The key thing is that the season is often overlooked, particularly by beginner gardeners.
Narcissus (daffodil) bulbs, which, when planted in the autumn can give healthy and beautiful spring displays
Close-up of Narcissus jonquilla (daffodil) in full bloom. Take advantage of the rain in autumn by planting bulbs now
In autumn, the soil is still warm after the end of summer and moist but generally not yet soggy, which makes it easy to plants bulbs and seeds.
Planting in autumn also gives plants more time to grown new roots and be less vulnerable to dry periods the following summer.
They can also survive – and even benefit from – the cold soil during the winter.
‘Once they have experienced enough cold they will flower as soon the weather is warm enough,’ said Guy Barter, chief horticulturist at the RHS.
Evergreens also become particularly well established in autumn without the difficult fluctuations of spring weather.
Putting plants in autumn means people need to water less, and planting bulbs can be an inexpensive way of creating a display next year.
When planted in spring, they also usually need significant amounts of watering due to the warmer weather.
‘Water is a critical issue and planting evergreens, trees and many perennials over autumn usually means that we can water a lot less, with cooler climates and higher levels of rain,’ said Biggs.
A close-up of Tulipa (tulip) bulbs in a pot, spaced evenly. Bulbs to plant this autumn include daffodils, lilies, hyacinths, snowdrops and tulips, according to the RHS
‘We are seeing more dry and hot spring and summer months, when people can use a lot of water to keep newly planted plants alive.’
Autumn is also perfect for planting trees in clay soils, which can be ‘gooey’ in the winter and dry to become like concrete in spring.
The RHS also has other tips for autumn gardening jobs, including composting fallen leaves, instead of putting them in the green waste, to improve the soil.
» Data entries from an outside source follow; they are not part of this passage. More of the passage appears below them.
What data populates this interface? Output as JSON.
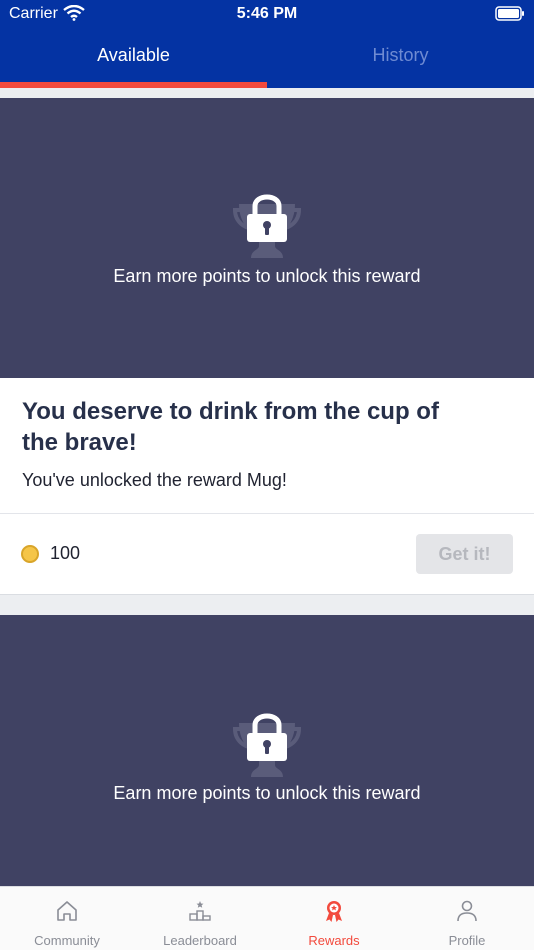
{
  "status_bar": {
    "carrier": "Carrier",
    "time": "5:46 PM"
  },
  "tabs": [
    {
      "label": "Available",
      "active": true
    },
    {
      "label": "History",
      "active": false
    }
  ],
  "rewards": [
    {
      "locked_message": "Earn more points to unlock this reward",
      "title": "You deserve to drink from the cup of the brave!",
      "description": "You've unlocked the reward Mug!",
      "points": "100",
      "button_label": "Get it!"
    },
    {
      "locked_message": "Earn more points to unlock this reward"
    }
  ],
  "bottom_nav": [
    {
      "label": "Community",
      "icon": "home-icon",
      "active": false
    },
    {
      "label": "Leaderboard",
      "icon": "podium-icon",
      "active": false
    },
    {
      "label": "Rewards",
      "icon": "ribbon-icon",
      "active": true
    },
    {
      "label": "Profile",
      "icon": "person-icon",
      "active": false
    }
  ],
  "colors": {
    "header": "#0433a3",
    "accent": "#f24a3d",
    "card_hero": "#404263",
    "coin": "#f5c548"
  }
}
54 per cent of adults who garden deal with garden waste in the autumn by putting it in their council green waste bin, 30 per cent compost it and 10 per cent take it to a green waste tip.
But decaying leaves, known as leafmould, makes an effective and cost-free soil improver or moisture retainer.
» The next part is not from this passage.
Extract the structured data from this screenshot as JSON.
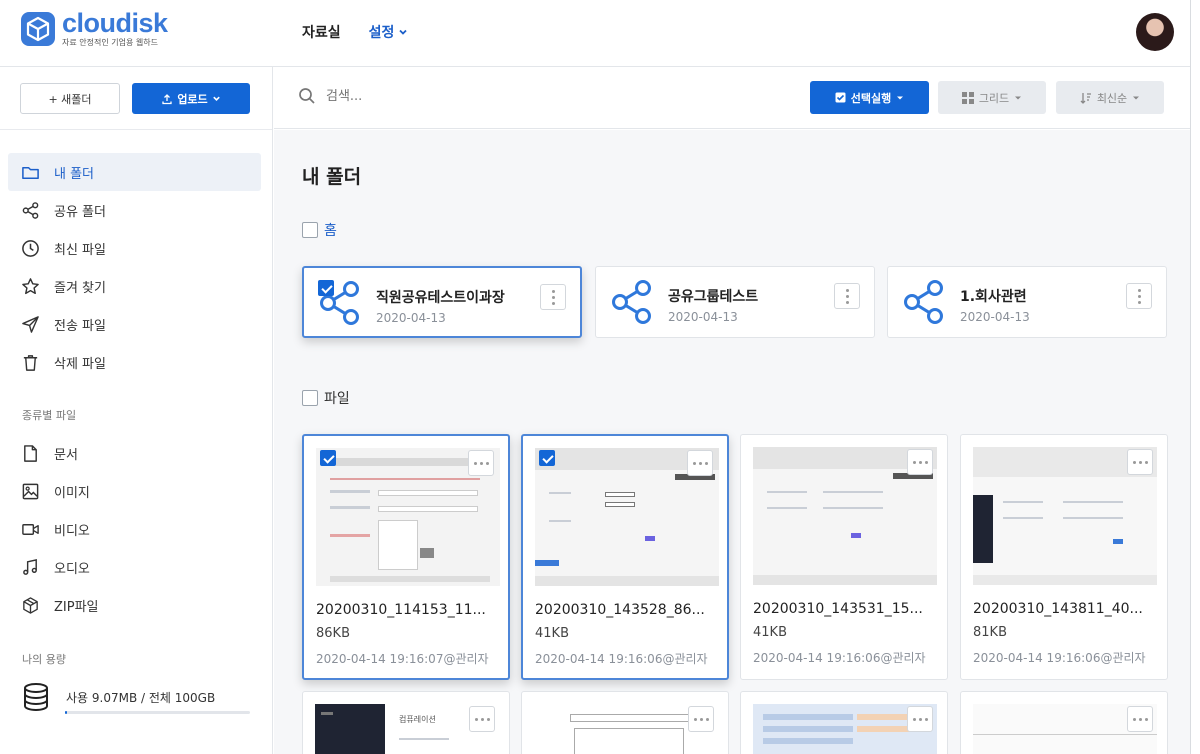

Leafmould has uses in the garden as a potting mix or mulching material and can be added to the compost heap
‘Making leafmould helps the environment by eliminating the cost and carbon emissions associated with green waste collection,’ said Barter.
‘Equally beneficial is raking leaves into heaps under shrubs and trees – they rot away by July and won’t promote slug damage or smother lawns and plants around woody plants.’
The RHS is launching a ‘grow at home this autumn’ campaign, kicking off with a bulb themed week, with ideas and ways to grow favourite bulbs such as in containers and to add spring colour to borders.
The online event features advice videos and Q&A sessions throughout September and October to help gardeners get the best out of the season.
GROW AT HOME FOR AUTUMN SCHEDULE
• 14 – 20 Sept – Bulb planting week
Ideas and ways to grow bulbs, including indoor ideas, bulbs for containers and ways to add spring colour to your borders
• 21 – 27 Sept – Save money, get better results and get year round colour
Learn how to split plants to get plants for free and many other ideas
• 28 Sept – 4 Oct – Grow Your Own Winter crops week
Winter Veg Planting and harvesting tips! Onions, garlic, broad beans, kale, shallots plus delicious recipes
• 5– 11 Oct – Grow A Tree of Hope Week
Inspiration and care tips for planting trees to benefit our health, the environment and wildlife.
• 12– 18 Oct – Celebrating Autumn colour
Top tips on how to incorporate autumn colour into the garden and home and discover the autumnal delights on display at RHS Gardens.
• 19 – 25 Oct – Compost Week
How to make leaf mould and compost
• 26 – 31 Oct – Autumn Clean (as important as Spring Clean)
Clean greenhouse, tidy up borders and lift tender species